There are two deadlines to keep track of, including one that is a major change starting in 2017 (for filing 2016 forms). In the past, the deadlines were:
- All forms in the 1099 series must be issued to recipients by January 31.
- All forms in the 1099 series must be issued to the IRS by February 28/29 if filing on paper, or by March 31 if e-filing.
Effective with the 2017 filing season, for 2016 forms, 1099s (and W-2s) must be filed with the IRS by January 31 as well.*
*-Thank you to an alert reader who pointed out that the new rules do NOT apply to all 1099 filings, only to 1099-MISC forms reporting box 7 compensation. Here’s the way it should read:
Effective with the 2017 filing season, for 2016 forms, these are the new rules:
- Any Form 1099-MISC reporting box 7 (independent contractor) payments must be filed with both the recipient and the IRS by January 31. (The new deadline also applies to W-2s, which must be given to recipients and the IRS by January 31 now as well.)

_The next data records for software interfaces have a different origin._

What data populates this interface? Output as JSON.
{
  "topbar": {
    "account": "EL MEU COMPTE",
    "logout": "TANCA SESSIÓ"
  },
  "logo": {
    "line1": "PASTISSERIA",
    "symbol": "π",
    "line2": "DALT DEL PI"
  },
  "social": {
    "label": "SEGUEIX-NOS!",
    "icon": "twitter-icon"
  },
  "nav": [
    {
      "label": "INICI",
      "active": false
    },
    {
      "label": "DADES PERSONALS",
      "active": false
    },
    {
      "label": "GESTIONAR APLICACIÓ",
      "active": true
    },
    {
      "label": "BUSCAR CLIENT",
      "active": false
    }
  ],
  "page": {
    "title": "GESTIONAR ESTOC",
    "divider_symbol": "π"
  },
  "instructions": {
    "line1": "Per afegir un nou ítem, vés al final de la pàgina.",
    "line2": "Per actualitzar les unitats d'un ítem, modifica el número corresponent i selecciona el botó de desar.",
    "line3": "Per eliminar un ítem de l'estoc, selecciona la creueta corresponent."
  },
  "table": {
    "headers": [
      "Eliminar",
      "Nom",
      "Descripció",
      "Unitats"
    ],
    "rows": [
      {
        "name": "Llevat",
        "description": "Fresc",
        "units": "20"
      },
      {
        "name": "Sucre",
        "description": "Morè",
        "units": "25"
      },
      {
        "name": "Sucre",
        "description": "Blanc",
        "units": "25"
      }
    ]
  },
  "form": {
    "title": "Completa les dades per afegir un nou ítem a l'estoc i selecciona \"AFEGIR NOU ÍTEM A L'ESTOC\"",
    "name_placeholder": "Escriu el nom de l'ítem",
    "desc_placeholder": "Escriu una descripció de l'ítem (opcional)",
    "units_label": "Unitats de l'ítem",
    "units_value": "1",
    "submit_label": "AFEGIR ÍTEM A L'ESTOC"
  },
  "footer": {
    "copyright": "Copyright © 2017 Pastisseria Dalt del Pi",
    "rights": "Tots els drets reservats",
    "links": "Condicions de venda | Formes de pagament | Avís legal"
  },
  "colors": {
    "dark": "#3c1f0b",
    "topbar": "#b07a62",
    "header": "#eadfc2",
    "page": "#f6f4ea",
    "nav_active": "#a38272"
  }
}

Form 1096, “Annual Summary and Transmittal of U.S. Information Returns” must also be submitted to the IRS by the filing deadline. Form 1096 summarizes all information forms submitted by the filer. Form 1096
If filing on paper, make sure to use the proper version of the forms. Forms printed off the IRS website generally cannot be filed with the IRS. You can provide a recipient with their copy of the 1099 based on a form you printed from the IRS website, but those forms cannot be sent to the IRS.
Forms that are acceptable to file with the IRS can be found at office-supply stores or can be ordered from the IRS.
The IRS accepts hand-written 1099s but the handwriting must be legible. If typing the 1099s, the IRS prefers Courier 12-point font.
When filling out the 1099, the IRS says to leave blank any box that doesn’t apply, rather than putting a 0 in the box.
All 1099s can be sent to the IRS on paper or electronically – but some filers must submit the forms electronically. The mandatory e-file requirement applies to any filer who file 250 or more “information returns.” The term “information return” refers to all of the various reporting forms that may need to be issued – W-2s, 1099s, 1098s, etc.
The 250 threshold applies separately to each type of information return.
Example: ABC Company employs 251 employees and thus must issue 251 W-2s. Additionally, ABC must issue 200 Forms 1099-MISC. The e-filing requirement applies separately to each type of information return. So ABC would be required to e-file their W-2s but NOT the 1099-MISC forms.
Note that any filer can choose to file electronically, even if they’re not subject to the filing requirement. So in the example above, ABC could choose to e-file the 1099-MISC even though they’re not required to.
How to E-file
There are many options available for e-filing 1099s with the IRS. Some bookkeeping or accounting software may handle e-filing for you. A variety of websites that are officially registered with the IRS can also e-file 1099s. Most of these websites allow for importing of data from an Excel spreadsheet or from accounting software.
“This blog post, along with comments that may follow, should not be considered tax advice. Before you make final tax or financial decisions, please secure a professional tax advisor to give you advice about your unique situation. To secure Jason as your accountant, please click on the ‘Services’ link at the top of the page.”